WORK TO BE COMPLETED ▸
Output all of the entries below precisely as written.

===== MATERIAL PROVIDED

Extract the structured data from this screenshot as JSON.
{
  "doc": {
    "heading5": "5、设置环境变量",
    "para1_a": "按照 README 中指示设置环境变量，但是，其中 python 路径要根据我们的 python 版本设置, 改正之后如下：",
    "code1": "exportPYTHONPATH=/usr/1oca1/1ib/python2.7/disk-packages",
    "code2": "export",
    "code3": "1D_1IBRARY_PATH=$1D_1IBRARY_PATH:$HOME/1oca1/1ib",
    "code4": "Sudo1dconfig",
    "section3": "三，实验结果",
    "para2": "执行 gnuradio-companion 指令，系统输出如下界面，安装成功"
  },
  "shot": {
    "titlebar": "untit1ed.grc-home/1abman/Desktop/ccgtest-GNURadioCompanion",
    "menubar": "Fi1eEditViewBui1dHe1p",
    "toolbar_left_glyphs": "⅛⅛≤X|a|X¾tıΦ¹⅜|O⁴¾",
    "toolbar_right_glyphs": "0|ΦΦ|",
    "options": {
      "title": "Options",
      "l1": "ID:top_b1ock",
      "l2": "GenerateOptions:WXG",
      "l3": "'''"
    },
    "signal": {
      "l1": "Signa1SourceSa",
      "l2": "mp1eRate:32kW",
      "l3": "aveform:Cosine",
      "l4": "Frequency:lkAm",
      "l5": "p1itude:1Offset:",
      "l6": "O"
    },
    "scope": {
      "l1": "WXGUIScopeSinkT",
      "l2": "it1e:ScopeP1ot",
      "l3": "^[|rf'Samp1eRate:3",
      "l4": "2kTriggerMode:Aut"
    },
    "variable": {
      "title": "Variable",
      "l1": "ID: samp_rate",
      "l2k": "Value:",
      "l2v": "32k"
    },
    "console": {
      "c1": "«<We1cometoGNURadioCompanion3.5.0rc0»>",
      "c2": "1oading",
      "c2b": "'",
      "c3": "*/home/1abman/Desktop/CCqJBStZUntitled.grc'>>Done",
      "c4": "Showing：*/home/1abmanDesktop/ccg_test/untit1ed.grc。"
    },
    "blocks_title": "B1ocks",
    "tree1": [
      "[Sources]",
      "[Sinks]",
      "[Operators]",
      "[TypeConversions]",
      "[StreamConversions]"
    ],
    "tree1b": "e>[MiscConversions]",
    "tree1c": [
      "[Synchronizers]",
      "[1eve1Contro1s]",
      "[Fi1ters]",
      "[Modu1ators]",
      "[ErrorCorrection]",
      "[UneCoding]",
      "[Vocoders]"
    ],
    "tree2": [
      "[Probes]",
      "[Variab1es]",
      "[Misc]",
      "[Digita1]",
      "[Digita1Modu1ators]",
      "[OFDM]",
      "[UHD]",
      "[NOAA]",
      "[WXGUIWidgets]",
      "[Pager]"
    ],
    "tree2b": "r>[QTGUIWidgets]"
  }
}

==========

OUTPUT FOR THIS TASK ▸
Extract the structured data from this screenshot as JSON.
{
  "doc": {
    "heading5": "5、设置环境变量",
    "para1_a": "按照 README 中指示设置环境变量，但是，其中 python 路径要根据我们的 python 版本设置, 改正之后如下：",
    "code1": "exportPYTHONPATH=/usr/1oca1/1ib/python2.7/disk-packages",
    "code2": "export",
    "code3": "1D_1IBRARY_PATH=$1D_1IBRARY_PATH:$HOME/1oca1/1ib",
    "code4": "Sudo1dconfig",
    "section3": "三，实验结果",
    "para2": "执行 gnuradio-companion 指令，系统输出如下界面，安装成功"
  },
  "shot": {
    "titlebar": "untit1ed.grc-home/1abman/Desktop/ccgtest-GNURadioCompanion",
    "menubar": "Fi1eEditViewBui1dHe1p",
    "toolbar_left_glyphs": "⅛⅛≤X|a|X¾tıΦ¹⅜|O⁴¾",
    "toolbar_right_glyphs": "0|ΦΦ|",
    "options": {
      "title": "Options",
      "l1": "ID:top_b1ock",
      "l2": "GenerateOptions:WXG",
      "l3": "'''"
    },
    "signal": {
      "l1": "Signa1SourceSa",
      "l2": "mp1eRate:32kW",
      "l3": "aveform:Cosine",
      "l4": "Frequency:lkAm",
      "l5": "p1itude:1Offset:",
      "l6": "O"
    },
    "scope": {
      "l1": "WXGUIScopeSinkT",
      "l2": "it1e:ScopeP1ot",
      "l3": "^[|rf'Samp1eRate:3",
      "l4": "2kTriggerMode:Aut"
    },
    "variable": {
      "title": "Variable",
      "l1": "ID: samp_rate",
      "l2k": "Value:",
      "l2v": "32k"
    },
    "console": {
      "c1": "«<We1cometoGNURadioCompanion3.5.0rc0»>",
      "c2": "1oading",
      "c2b": "'",
      "c3": "*/home/1abman/Desktop/CCqJBStZUntitled.grc'>>Done",
      "c4": "Showing：*/home/1abmanDesktop/ccg_test/untit1ed.grc。"
    },
    "blocks_title": "B1ocks",
    "tree1": [
      "[Sources]",
      "[Sinks]",
      "[Operators]",
      "[TypeConversions]",
      "[StreamConversions]"
    ],
    "tree1b": "e>[MiscConversions]",
    "tree1c": [
      "[Synchronizers]",
      "[1eve1Contro1s]",
      "[Fi1ters]",
      "[Modu1ators]",
      "[ErrorCorrection]",
      "[UneCoding]",
      "[Vocoders]"
    ],
    "tree2": [
      "[Probes]",
      "[Variab1es]",
      "[Misc]",
      "[Digita1]",
      "[Digita1Modu1ators]",
      "[OFDM]",
      "[UHD]",
      "[NOAA]",
      "[WXGUIWidgets]",
      "[Pager]"
    ],
    "tree2b": "r>[QTGUIWidgets]"
  }
}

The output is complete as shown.